AWI has long been involved with the Convention for the Protection and Development of the Marine Environment of the Wider Caribbean Region (Cartagena Convention), a regional agreement signed in Cartagena, Colombia, in 1983. The treaty comprises three protocols (technical agreements) concerning Specially Protected Areas and Wildlife (SPAW), Combatting Oil Spills, and Pollution from Land-Based Sources and Activities. AWI is most closely involved with the SPAW Protocol, and is a recognized expert and observer at its meetings.

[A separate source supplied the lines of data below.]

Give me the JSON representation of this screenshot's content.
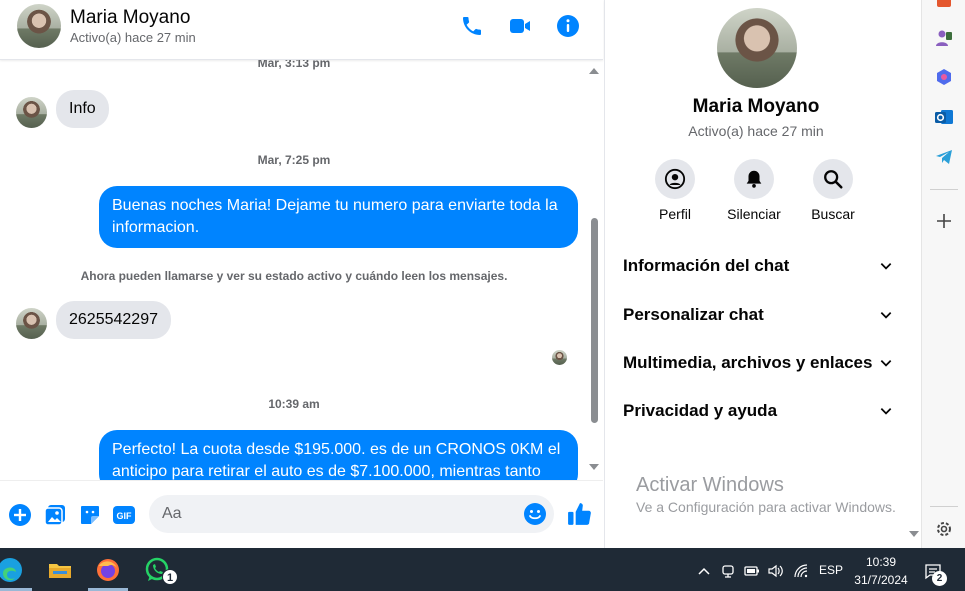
{
  "header": {
    "name": "Maria Moyano",
    "status": "Activo(a) hace 27 min"
  },
  "messages": {
    "ts1": "Mar, 3:13 pm",
    "in1": "Info",
    "ts2": "Mar, 7:25 pm",
    "out1": "Buenas noches Maria! Dejame tu numero para enviarte toda la informacion.",
    "system": "Ahora pueden llamarse y ver su estado activo y cuándo leen los mensajes.",
    "in2": "2625542297",
    "ts3": "10:39 am",
    "out2": "Perfecto! La cuota desde $195.000. es de un CRONOS 0KM el anticipo para retirar el auto es de $7.100.000, mientras tanto"
  },
  "composer": {
    "placeholder": "Aa"
  },
  "panel": {
    "name": "Maria Moyano",
    "status": "Activo(a) hace 27 min",
    "actions": [
      {
        "label": "Perfil",
        "icon": "profile-icon"
      },
      {
        "label": "Silenciar",
        "icon": "bell-icon"
      },
      {
        "label": "Buscar",
        "icon": "search-icon"
      }
    ],
    "sections": [
      {
        "label": "Información del chat"
      },
      {
        "label": "Personalizar chat"
      },
      {
        "label": "Multimedia, archivos y enlaces"
      },
      {
        "label": "Privacidad y ayuda"
      }
    ],
    "watermark_title": "Activar Windows",
    "watermark_sub": "Ve a Configuración para activar Windows."
  },
  "taskbar": {
    "whatsapp_badge": "1",
    "language": "ESP",
    "time": "10:39",
    "date": "31/7/2024",
    "notifications": "2"
  },
  "colors": {
    "messenger_blue": "#0084ff",
    "incoming_bubble": "#e4e6eb",
    "taskbar": "#1f2a36"
  }
}
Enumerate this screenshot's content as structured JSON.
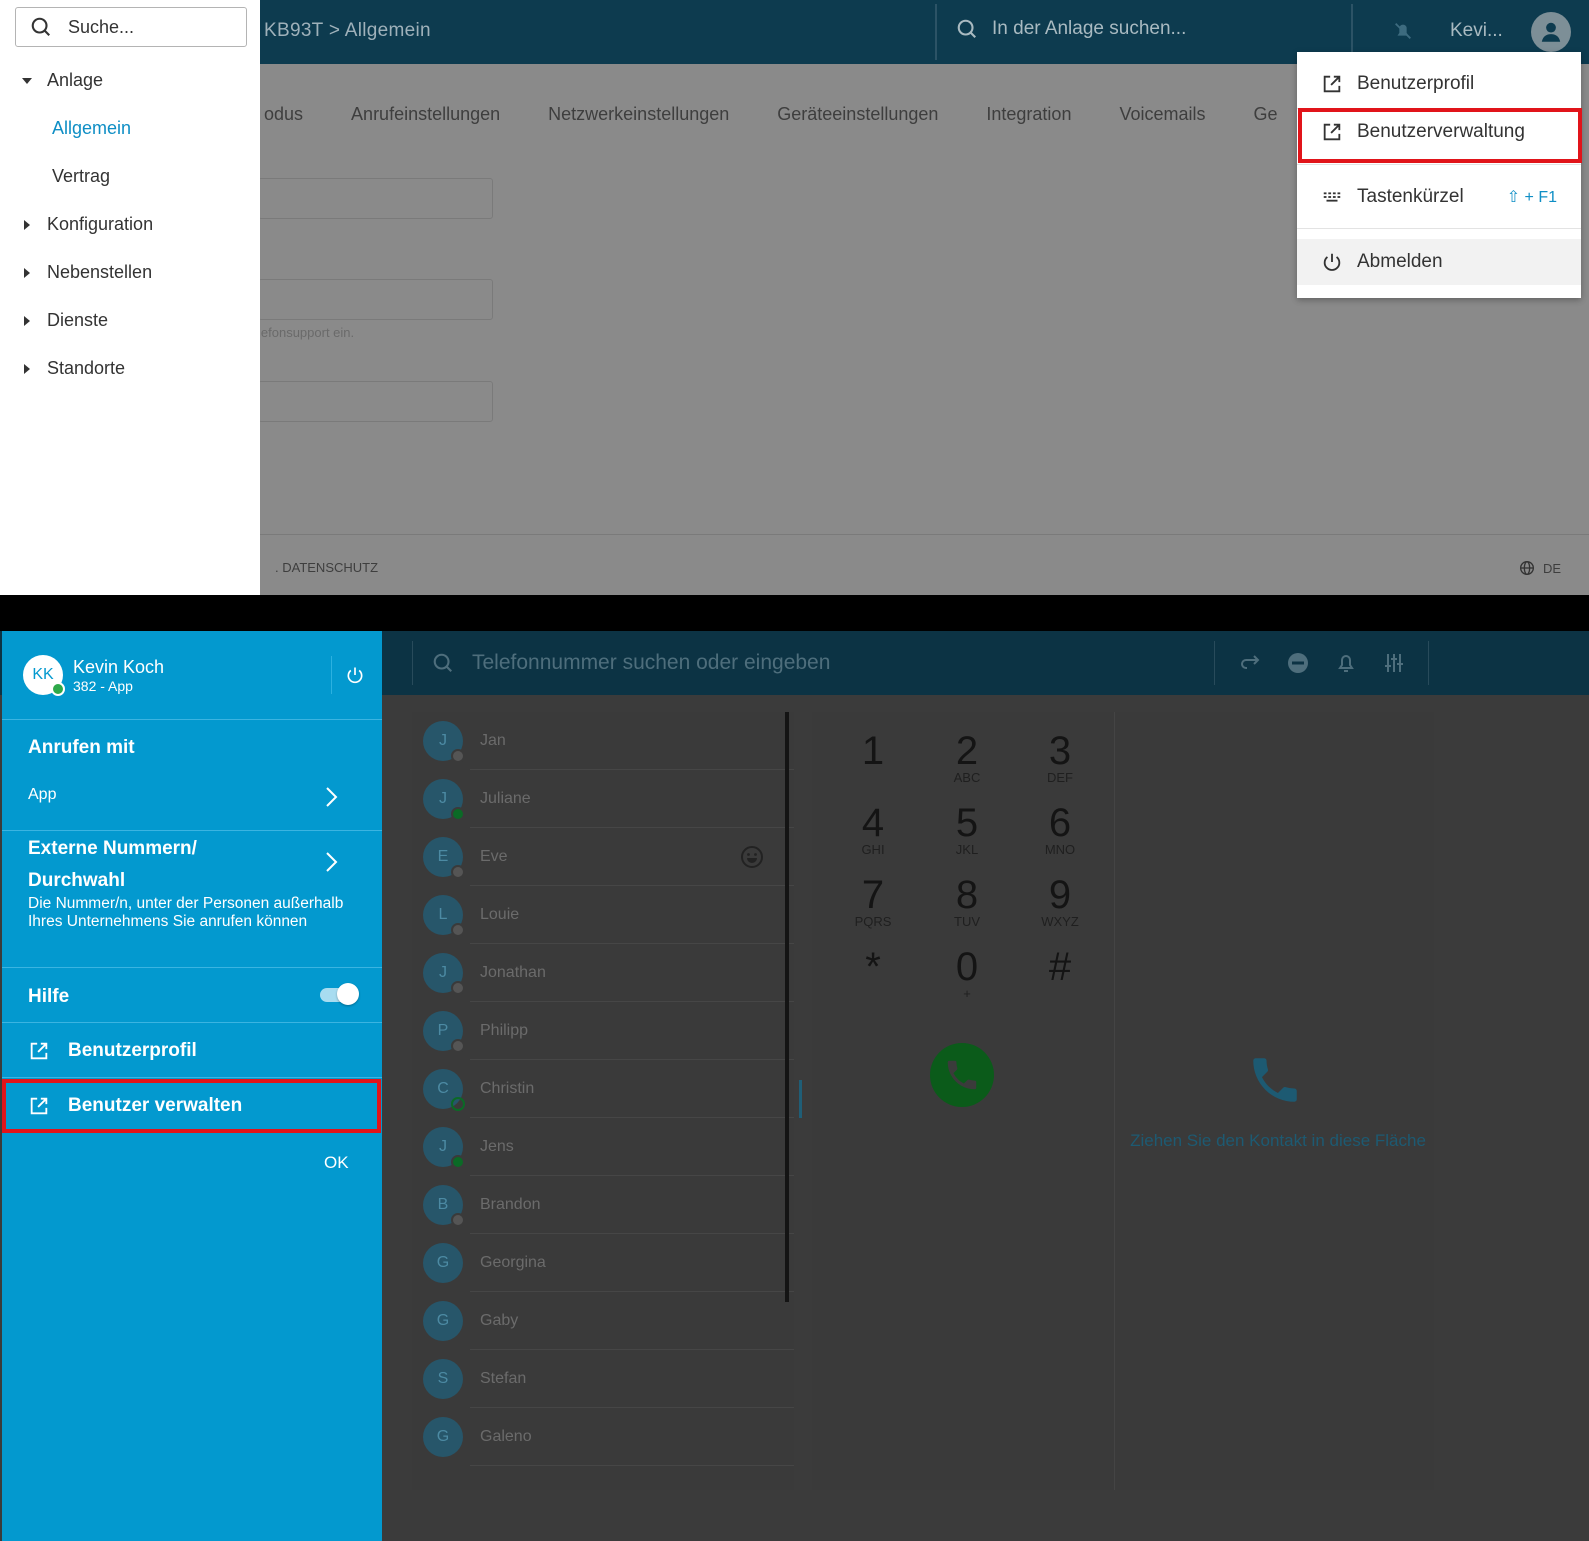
{
  "top": {
    "breadcrumb": "KB93T > Allgemein",
    "global_search_placeholder": "In der Anlage suchen...",
    "user_short": "Kevi...",
    "tabs": [
      "odus",
      "Anrufeinstellungen",
      "Netzwerkeinstellungen",
      "Geräteeinstellungen",
      "Integration",
      "Voicemails",
      "Ge"
    ],
    "field_hint": "lefonsupport ein.",
    "footer_link": ". DATENSCHUTZ",
    "language": "DE",
    "sidebar": {
      "search_placeholder": "Suche...",
      "items": [
        {
          "label": "Anlage",
          "expanded": true
        },
        {
          "label": "Allgemein",
          "active": true
        },
        {
          "label": "Vertrag"
        },
        {
          "label": "Konfiguration"
        },
        {
          "label": "Nebenstellen"
        },
        {
          "label": "Dienste"
        },
        {
          "label": "Standorte"
        }
      ]
    },
    "user_menu": {
      "items": [
        {
          "label": "Benutzerprofil",
          "icon": "external-link-icon"
        },
        {
          "label": "Benutzerverwaltung",
          "icon": "external-link-icon",
          "highlighted": true
        },
        {
          "label": "Tastenkürzel",
          "icon": "keyboard-icon",
          "shortcut": "⇧ + F1"
        },
        {
          "label": "Abmelden",
          "icon": "power-icon"
        }
      ]
    }
  },
  "bottom": {
    "search_placeholder": "Telefonnummer suchen oder eingeben",
    "user": {
      "initials": "KK",
      "name": "Kevin Koch",
      "subtitle": "382 - App"
    },
    "call_with": {
      "title": "Anrufen mit",
      "value": "App"
    },
    "external_numbers": {
      "title_line1": "Externe Nummern/",
      "title_line2": "Durchwahl",
      "description": "Die Nummer/n, unter der Personen außerhalb Ihres Unternehmens Sie anrufen können"
    },
    "help": {
      "label": "Hilfe",
      "enabled": true
    },
    "links": [
      {
        "label": "Benutzerprofil",
        "icon": "external-link-icon"
      },
      {
        "label": "Benutzer verwalten",
        "icon": "external-link-icon",
        "highlighted": true
      }
    ],
    "ok_label": "OK",
    "contacts": [
      {
        "initial": "J",
        "name": "Jan",
        "status": "offline"
      },
      {
        "initial": "J",
        "name": "Juliane",
        "status": "online"
      },
      {
        "initial": "E",
        "name": "Eve",
        "status": "offline",
        "emoji": true
      },
      {
        "initial": "L",
        "name": "Louie",
        "status": "offline"
      },
      {
        "initial": "J",
        "name": "Jonathan",
        "status": "offline"
      },
      {
        "initial": "P",
        "name": "Philipp",
        "status": "offline"
      },
      {
        "initial": "C",
        "name": "Christin",
        "status": "available"
      },
      {
        "initial": "J",
        "name": "Jens",
        "status": "online"
      },
      {
        "initial": "B",
        "name": "Brandon",
        "status": "offline"
      },
      {
        "initial": "G",
        "name": "Georgina",
        "status": "none"
      },
      {
        "initial": "G",
        "name": "Gaby",
        "status": "none"
      },
      {
        "initial": "S",
        "name": "Stefan",
        "status": "none"
      },
      {
        "initial": "G",
        "name": "Galeno",
        "status": "none"
      }
    ],
    "dialpad": [
      {
        "digit": "1",
        "letters": ""
      },
      {
        "digit": "2",
        "letters": "ABC"
      },
      {
        "digit": "3",
        "letters": "DEF"
      },
      {
        "digit": "4",
        "letters": "GHI"
      },
      {
        "digit": "5",
        "letters": "JKL"
      },
      {
        "digit": "6",
        "letters": "MNO"
      },
      {
        "digit": "7",
        "letters": "PQRS"
      },
      {
        "digit": "8",
        "letters": "TUV"
      },
      {
        "digit": "9",
        "letters": "WXYZ"
      },
      {
        "digit": "*",
        "letters": ""
      },
      {
        "digit": "0",
        "letters": "+"
      },
      {
        "digit": "#",
        "letters": ""
      }
    ],
    "drop_hint": "Ziehen Sie den Kontakt in diese Fläche"
  },
  "colors": {
    "accent": "#0399cf",
    "header_dark": "#0d3b4f",
    "highlight": "#e1141a",
    "link_blue": "#0e8ec5",
    "call_green": "#0b5b1a"
  }
}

In late January/early February, AWI attended the 10th meeting of the Scientific and Technical Advisory Committee (STAC) of the SPAW Protocol (held virtually) to discuss and negotiate various proposals and documents presented by parties and the secretariat in preparation for the 12th SPAW Conference of the Parties (CoP) later this year in Aruba. A packed three-day agenda centered on proposals to designate protected areas and list various species on the protocol’s three annexes (which establish certain protections for the species), the Marine Mammal Action Plan (MMAP) update, efforts to combat invasive species, the proliferation of Sargassum seaweed wreaking havoc on fisheries and tourism in the region, establishment of a Marine Mammal Regional Activity Network (RAN), and the work plan and budget for the next two years.

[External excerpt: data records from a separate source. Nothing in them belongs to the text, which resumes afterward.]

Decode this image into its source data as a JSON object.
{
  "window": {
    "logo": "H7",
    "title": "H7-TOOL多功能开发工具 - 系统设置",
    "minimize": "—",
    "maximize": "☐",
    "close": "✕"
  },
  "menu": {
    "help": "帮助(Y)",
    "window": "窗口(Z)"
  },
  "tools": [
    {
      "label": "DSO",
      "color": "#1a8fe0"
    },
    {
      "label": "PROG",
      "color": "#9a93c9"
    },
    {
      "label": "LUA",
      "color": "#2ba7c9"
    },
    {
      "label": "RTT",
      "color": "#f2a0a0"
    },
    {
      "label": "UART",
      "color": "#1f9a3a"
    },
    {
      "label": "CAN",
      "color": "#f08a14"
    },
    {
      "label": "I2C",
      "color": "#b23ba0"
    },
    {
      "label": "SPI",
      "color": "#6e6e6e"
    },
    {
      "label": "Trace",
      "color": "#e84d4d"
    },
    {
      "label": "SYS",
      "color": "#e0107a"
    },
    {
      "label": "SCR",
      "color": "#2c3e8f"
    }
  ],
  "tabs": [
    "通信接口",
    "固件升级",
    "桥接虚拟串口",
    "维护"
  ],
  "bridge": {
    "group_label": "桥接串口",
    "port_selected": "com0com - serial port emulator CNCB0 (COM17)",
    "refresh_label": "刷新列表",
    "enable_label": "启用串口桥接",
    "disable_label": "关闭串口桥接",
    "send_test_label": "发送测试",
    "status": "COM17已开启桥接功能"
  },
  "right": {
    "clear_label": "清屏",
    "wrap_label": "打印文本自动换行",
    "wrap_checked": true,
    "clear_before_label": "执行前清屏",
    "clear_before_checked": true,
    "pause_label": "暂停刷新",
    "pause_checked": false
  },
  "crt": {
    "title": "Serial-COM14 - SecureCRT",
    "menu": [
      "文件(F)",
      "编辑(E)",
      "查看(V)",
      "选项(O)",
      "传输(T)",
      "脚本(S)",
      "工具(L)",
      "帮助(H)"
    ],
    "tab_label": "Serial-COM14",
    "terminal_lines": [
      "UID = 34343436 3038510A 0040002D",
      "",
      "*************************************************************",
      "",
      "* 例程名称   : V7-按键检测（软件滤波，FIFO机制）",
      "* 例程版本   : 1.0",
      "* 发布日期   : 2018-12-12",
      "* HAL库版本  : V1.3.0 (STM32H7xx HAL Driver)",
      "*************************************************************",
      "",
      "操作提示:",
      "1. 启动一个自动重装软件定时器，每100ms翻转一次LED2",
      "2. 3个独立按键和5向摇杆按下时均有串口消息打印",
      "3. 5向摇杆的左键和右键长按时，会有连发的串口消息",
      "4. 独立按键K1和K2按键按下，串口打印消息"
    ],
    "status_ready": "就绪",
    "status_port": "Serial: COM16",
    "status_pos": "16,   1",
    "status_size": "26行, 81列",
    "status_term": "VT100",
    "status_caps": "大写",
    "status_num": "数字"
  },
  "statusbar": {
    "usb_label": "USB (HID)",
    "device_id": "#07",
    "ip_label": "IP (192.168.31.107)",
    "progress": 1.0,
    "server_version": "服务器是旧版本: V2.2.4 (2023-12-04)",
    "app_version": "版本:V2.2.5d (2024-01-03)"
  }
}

AWI was particularly engaged on the listing proposals (which included several shark species), MMAP update (for which we are on the Expert Working Group), and establishment of the Marine Mammal RAN. We are also working with other groups to establish a consortium to support effective implementation of the SPAW Protocol by the parties to the agreement. An intervention by AWI’s Susan Millward to introduce a concept paper on the consortium proposal received support from some country delegates and the secretariat. A report on the SPAW CoP and other Cartagena Convention meetings will appear in an upcoming AWI Quarterly.